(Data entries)
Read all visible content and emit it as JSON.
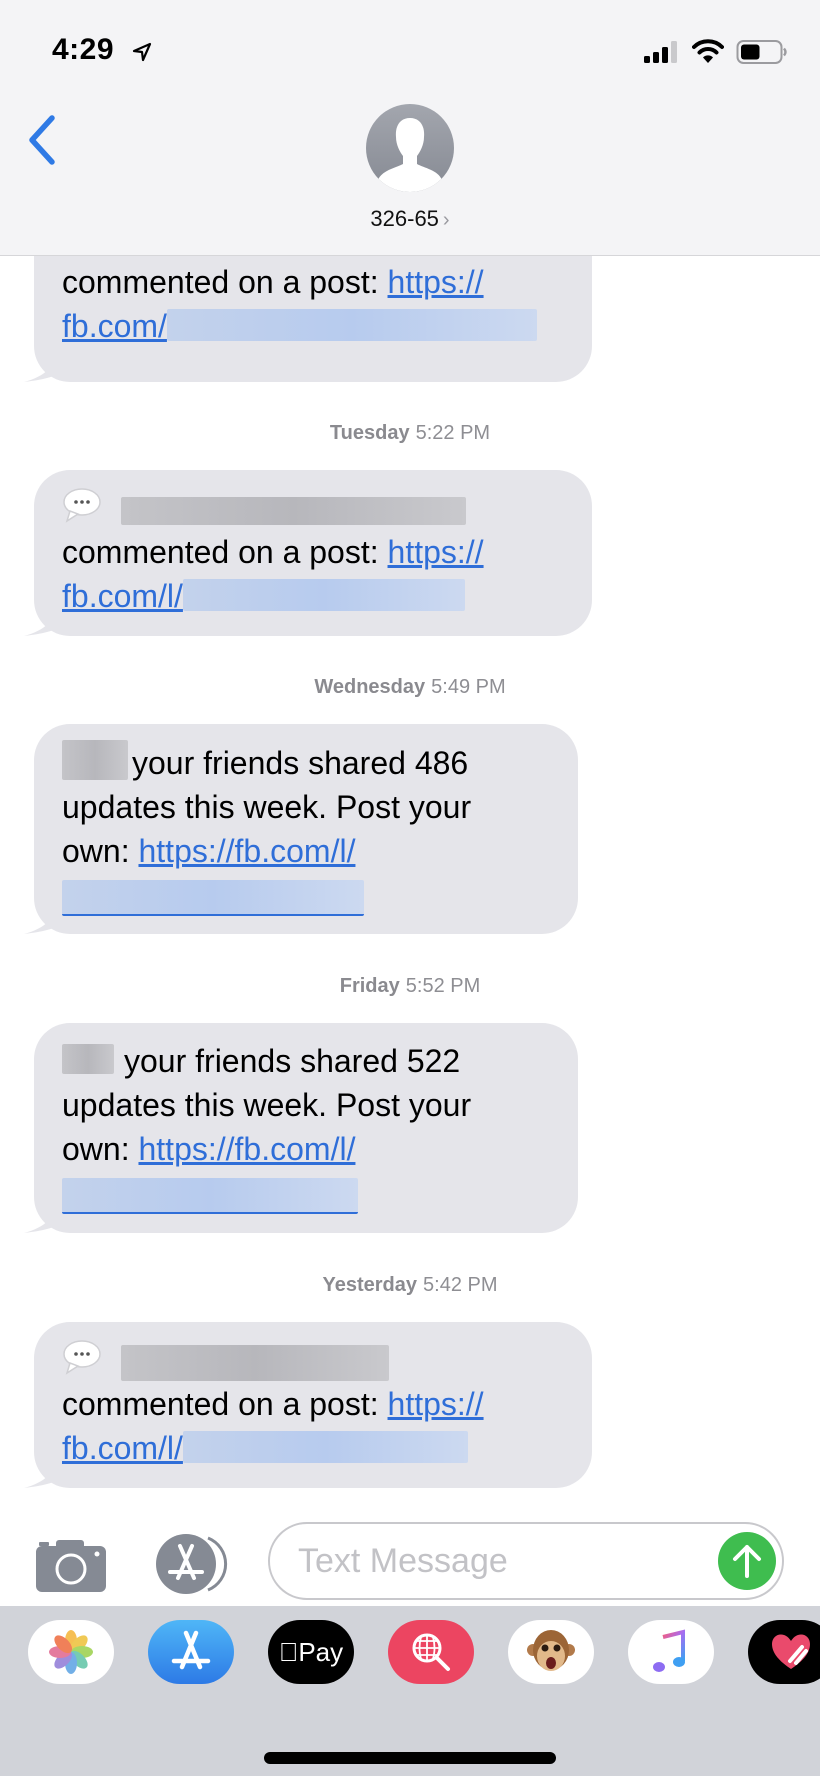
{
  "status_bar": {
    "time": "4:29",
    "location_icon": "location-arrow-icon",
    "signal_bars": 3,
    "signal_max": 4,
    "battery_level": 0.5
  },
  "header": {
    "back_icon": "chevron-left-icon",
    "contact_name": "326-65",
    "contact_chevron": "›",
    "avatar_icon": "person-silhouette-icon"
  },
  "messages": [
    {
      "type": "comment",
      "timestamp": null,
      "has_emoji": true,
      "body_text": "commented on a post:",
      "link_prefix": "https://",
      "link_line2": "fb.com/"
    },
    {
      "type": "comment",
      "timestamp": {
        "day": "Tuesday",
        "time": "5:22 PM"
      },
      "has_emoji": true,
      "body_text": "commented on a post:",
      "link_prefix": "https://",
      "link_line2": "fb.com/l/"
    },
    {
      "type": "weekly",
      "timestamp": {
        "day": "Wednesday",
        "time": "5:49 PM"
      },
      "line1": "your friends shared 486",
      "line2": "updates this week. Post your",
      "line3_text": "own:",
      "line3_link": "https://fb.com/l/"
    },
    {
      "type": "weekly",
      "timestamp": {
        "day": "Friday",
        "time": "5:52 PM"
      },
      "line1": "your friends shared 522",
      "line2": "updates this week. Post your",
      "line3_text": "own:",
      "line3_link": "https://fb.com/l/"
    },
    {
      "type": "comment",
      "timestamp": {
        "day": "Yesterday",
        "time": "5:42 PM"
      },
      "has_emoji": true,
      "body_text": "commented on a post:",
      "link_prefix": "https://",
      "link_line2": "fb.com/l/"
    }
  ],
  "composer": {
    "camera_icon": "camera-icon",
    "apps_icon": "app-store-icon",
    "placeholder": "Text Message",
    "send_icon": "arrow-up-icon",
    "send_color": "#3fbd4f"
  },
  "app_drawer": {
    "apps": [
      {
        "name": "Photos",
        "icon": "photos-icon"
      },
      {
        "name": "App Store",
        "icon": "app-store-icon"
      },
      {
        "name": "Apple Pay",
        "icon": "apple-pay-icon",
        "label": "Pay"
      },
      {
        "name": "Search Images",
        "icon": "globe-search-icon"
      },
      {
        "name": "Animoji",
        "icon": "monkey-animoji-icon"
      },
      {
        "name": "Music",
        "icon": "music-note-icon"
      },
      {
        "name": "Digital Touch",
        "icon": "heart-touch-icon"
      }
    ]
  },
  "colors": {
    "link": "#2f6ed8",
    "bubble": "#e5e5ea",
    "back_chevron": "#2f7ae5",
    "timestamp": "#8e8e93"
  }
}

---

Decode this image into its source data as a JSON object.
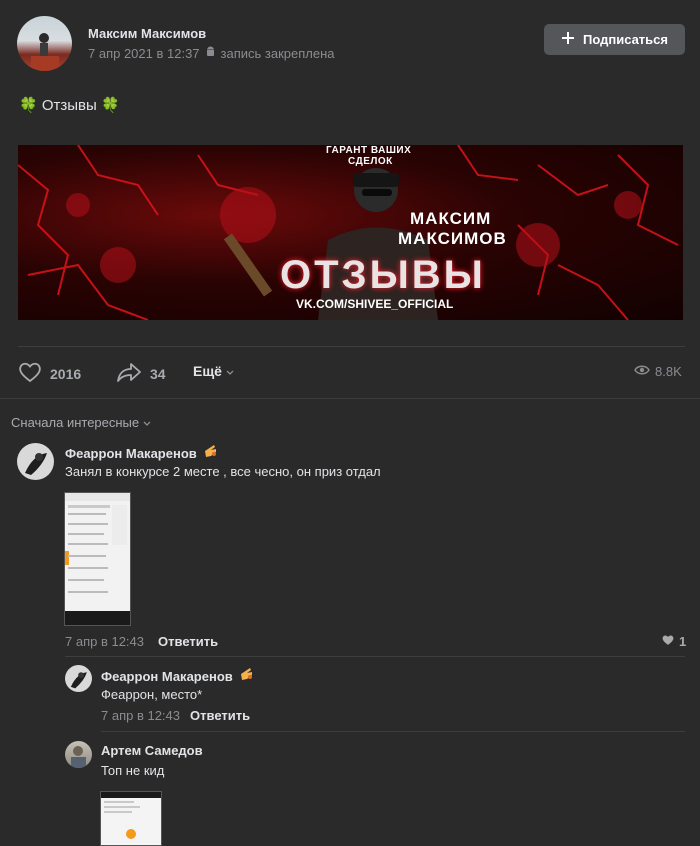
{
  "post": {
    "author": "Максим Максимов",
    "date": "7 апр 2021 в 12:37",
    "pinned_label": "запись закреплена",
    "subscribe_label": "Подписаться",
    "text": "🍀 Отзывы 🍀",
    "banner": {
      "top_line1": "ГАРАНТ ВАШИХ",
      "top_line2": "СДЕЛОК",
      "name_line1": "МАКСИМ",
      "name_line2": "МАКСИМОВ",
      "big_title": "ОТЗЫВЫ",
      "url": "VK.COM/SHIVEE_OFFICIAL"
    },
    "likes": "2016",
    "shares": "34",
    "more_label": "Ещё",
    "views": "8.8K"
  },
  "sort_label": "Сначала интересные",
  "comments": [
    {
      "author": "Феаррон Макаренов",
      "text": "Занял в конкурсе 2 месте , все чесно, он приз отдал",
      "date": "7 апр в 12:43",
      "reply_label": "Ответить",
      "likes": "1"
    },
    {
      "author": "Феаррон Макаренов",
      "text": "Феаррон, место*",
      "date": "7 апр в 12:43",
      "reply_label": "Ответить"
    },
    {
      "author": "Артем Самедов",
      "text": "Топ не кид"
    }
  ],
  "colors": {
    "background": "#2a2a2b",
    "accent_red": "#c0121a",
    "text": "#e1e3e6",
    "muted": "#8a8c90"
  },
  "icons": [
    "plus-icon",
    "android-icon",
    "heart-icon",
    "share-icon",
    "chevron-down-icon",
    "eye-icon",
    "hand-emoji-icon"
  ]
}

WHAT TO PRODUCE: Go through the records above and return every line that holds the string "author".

YOUR RESPONSE:
    "author": "Максим Максимов",
      "author": "Феаррон Макаренов",
      "author": "Феаррон Макаренов",
      "author": "Артем Самедов",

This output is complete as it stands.